EXERCISE BRIEF »
Report only the number of lines in the records that contain the word "formulář".

GIVEN ENTRIES »
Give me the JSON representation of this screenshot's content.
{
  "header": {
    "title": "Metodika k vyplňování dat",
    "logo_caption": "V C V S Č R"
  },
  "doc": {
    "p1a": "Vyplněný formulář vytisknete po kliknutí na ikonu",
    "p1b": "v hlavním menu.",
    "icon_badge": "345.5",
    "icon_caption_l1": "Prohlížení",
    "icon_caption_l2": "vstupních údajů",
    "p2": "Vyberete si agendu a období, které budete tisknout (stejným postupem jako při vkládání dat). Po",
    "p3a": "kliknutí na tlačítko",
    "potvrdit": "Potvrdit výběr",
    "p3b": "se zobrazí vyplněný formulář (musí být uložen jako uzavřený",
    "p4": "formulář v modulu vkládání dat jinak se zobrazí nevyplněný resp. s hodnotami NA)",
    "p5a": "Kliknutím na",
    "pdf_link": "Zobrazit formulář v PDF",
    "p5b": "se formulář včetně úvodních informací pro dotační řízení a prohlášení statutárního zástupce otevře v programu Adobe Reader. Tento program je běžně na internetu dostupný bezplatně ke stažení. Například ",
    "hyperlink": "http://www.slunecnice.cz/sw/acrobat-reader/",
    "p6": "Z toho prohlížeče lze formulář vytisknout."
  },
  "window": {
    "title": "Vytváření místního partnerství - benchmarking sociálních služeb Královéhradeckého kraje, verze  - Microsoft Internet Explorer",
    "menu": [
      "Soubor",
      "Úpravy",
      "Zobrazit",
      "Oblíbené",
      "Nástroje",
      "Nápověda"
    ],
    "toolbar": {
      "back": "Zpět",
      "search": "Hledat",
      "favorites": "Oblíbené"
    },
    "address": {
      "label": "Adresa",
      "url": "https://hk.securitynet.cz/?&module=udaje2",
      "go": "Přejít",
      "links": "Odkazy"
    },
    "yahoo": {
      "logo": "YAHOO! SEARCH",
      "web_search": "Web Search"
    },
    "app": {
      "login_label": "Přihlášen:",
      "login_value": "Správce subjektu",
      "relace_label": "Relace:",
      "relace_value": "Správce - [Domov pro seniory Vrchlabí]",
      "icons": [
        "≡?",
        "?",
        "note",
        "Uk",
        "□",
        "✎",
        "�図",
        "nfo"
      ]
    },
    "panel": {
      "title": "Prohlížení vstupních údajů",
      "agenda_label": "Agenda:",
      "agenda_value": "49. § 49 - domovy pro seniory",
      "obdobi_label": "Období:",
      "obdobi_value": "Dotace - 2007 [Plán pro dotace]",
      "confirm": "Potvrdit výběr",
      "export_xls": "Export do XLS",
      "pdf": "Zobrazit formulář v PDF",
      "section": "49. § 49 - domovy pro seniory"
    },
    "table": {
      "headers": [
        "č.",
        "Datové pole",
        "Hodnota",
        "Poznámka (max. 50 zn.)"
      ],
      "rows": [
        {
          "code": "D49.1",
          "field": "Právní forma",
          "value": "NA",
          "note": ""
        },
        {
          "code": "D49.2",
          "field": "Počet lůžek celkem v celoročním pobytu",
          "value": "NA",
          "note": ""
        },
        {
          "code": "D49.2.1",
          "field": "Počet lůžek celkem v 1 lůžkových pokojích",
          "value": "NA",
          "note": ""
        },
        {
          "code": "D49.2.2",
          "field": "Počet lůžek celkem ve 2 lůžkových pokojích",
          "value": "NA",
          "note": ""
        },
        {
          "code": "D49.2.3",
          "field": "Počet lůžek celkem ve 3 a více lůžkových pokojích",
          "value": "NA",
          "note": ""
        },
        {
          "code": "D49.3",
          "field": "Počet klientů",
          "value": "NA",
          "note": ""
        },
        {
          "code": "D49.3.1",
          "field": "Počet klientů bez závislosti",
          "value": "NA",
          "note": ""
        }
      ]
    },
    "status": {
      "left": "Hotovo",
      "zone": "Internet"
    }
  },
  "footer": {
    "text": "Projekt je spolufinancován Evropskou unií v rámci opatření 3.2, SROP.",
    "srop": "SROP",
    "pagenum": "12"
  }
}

RESPONSE BELOW »
7